Yes, There Really Is A Whiskey Aged With David Ortiz's Baseball Bats

Making a good whiskey takes some serious time. According to Smithsonian Magazine, whiskey actually only takes a few days to make but takes much longer to develop its signature flavors. Toasted oak barrels traditionally get filled with the young liquor, and the less-than-desirable tasting portions of the drink stick to the interior of the container. Meanwhile, the barrels infuse the spirit with vanilla, woody, and buttery undertones.

This traditional method has created some great whiskey over the years, but distillers have found some other very unique ways to infuse this beverage with extra flavor. Liquor reports that some clever spirit makers have aged their drinks using salt, at sea, underwater, and even in space. One brandy maker even took their drink production to the next level and found a way to age the booze in a chemical reactor. Another company now aims to create a brand new take on whiskey and intends to age the liquor with a very unique item from one of baseball's legends.

Here's what whiskey aged with a bat tastes like

Food & Wine reports that whiskey maker WhistlePig has a new line of spirits coming out that will be aged with toasted baseball bats used by David Ortiz. The company claims that the spirit ranks as the very first whiskey to age with bats, and Ortiz worked hand in hand with the company developing the drinks. The liquor hits shelves branded as WhistlePig PiggyBack Legends Series: Big Papi Barrel, and marks the first of three limited-edition runs of the beverage.
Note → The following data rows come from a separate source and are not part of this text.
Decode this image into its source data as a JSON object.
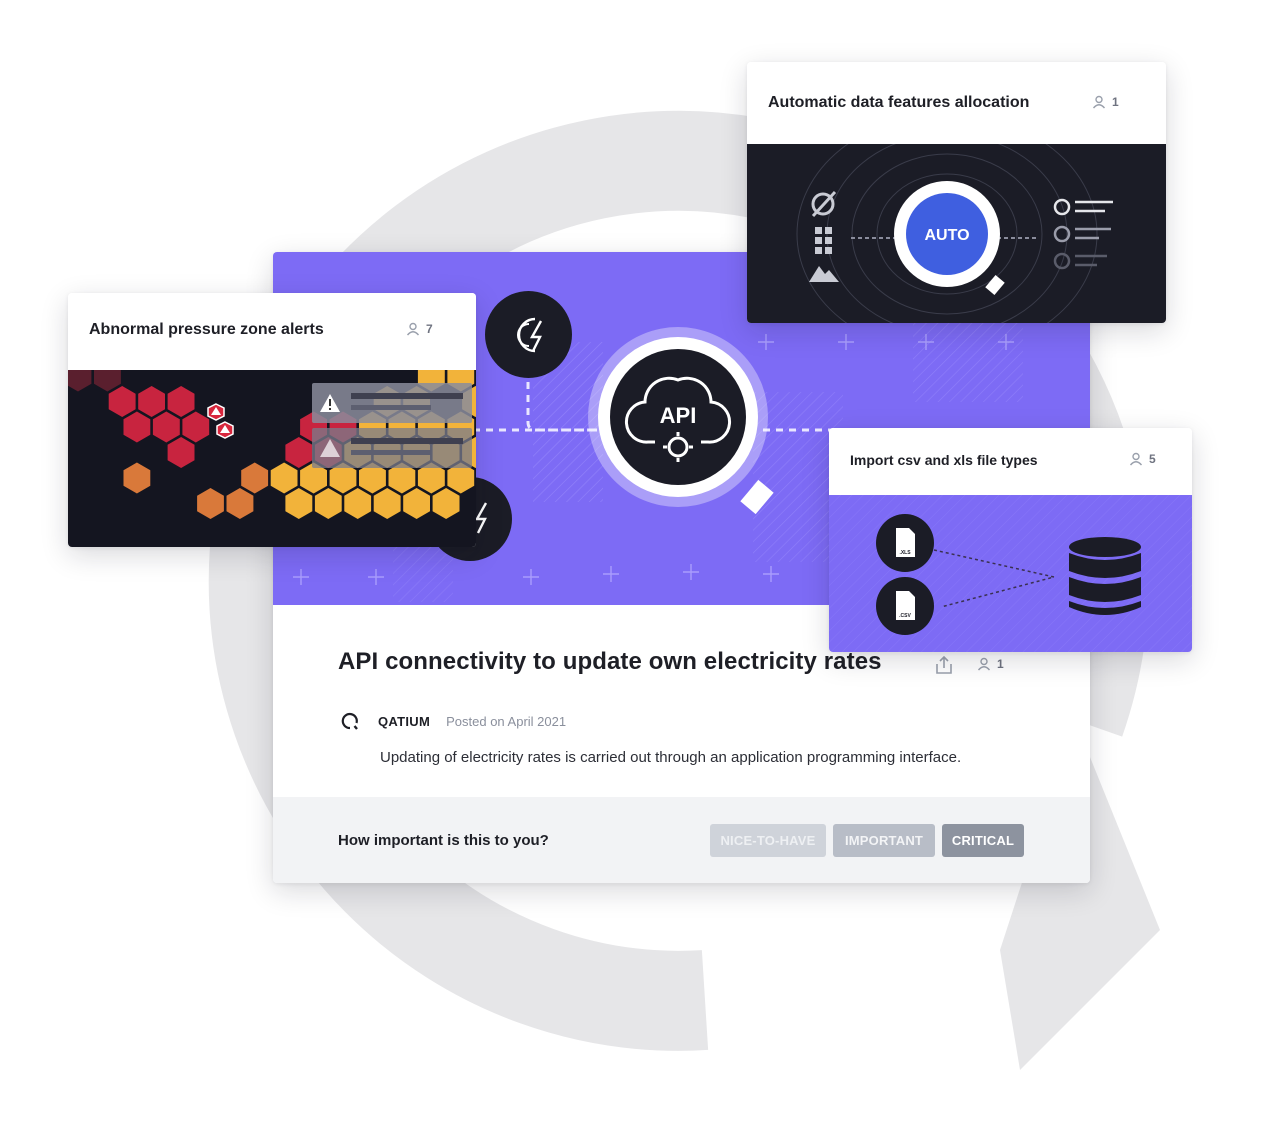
{
  "main_card": {
    "title": "API connectivity to update own electricity rates",
    "votes": "1",
    "author": "QATIUM",
    "posted": "Posted on April 2021",
    "description": "Updating of electricity rates is carried out through an application programming interface.",
    "hero_label": "API",
    "importance_question": "How important is this to you?",
    "importance_options": [
      "NICE-TO-HAVE",
      "IMPORTANT",
      "CRITICAL"
    ],
    "selected_option": "CRITICAL"
  },
  "cards": {
    "alerts": {
      "title": "Abnormal pressure zone alerts",
      "votes": "7"
    },
    "auto": {
      "title": "Automatic data features allocation",
      "votes": "1",
      "badge": "AUTO"
    },
    "import": {
      "title": "Import csv and xls file types",
      "votes": "5",
      "file_labels": [
        ".XLS",
        ".CSV"
      ]
    }
  },
  "icons": [
    "user-icon",
    "share-icon",
    "qatium-logo-icon",
    "api-cloud-icon",
    "energy-icon",
    "warning-icon",
    "file-icon",
    "database-icon",
    "magnifier-icon"
  ],
  "colors": {
    "accent_purple": "#7d6bf5",
    "dark": "#1b1c26",
    "auto_blue": "#3f5fe0",
    "hex_yellow": "#f2b33a",
    "hex_red": "#c8243f",
    "alert_red": "#d7263d",
    "critical_button": "#8d939f"
  }
}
The whiskey hasn't sat alongside the bats during the entire aging process. The rye whiskey sat in oak barrels for six years before being moved to barrels with toasted bats for six weeks. The baseball bats were also treated in a particular way to ensure maximum flavor, and allegedly add in notes of spice and caramel to the spirit, besides making it truly a one-of-a-kind offering.
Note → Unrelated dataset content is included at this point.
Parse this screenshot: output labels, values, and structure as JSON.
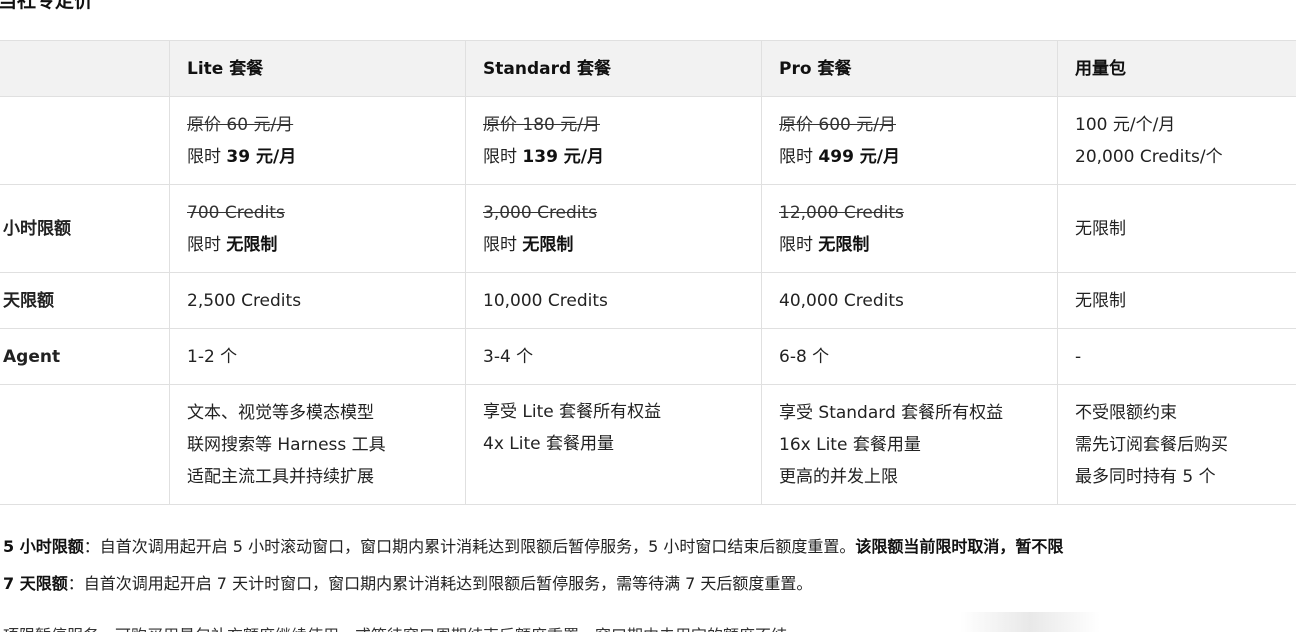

WhistlePig has started selling pre-orders of the rye whiskey for $49.99, and also plans to team up with other players from different sports later this year, though there have been no official announcements. In the meantime, Ortiz fans can plan to pick up an autographed bottle of the whiskey for $340; the proceeds of which will go to children needing heart surgery. This innovation in whiskey maturation pushes some serious boundaries, and it looks like it's only a matter of time before distillers start including golf clubs and footballs in signature new products.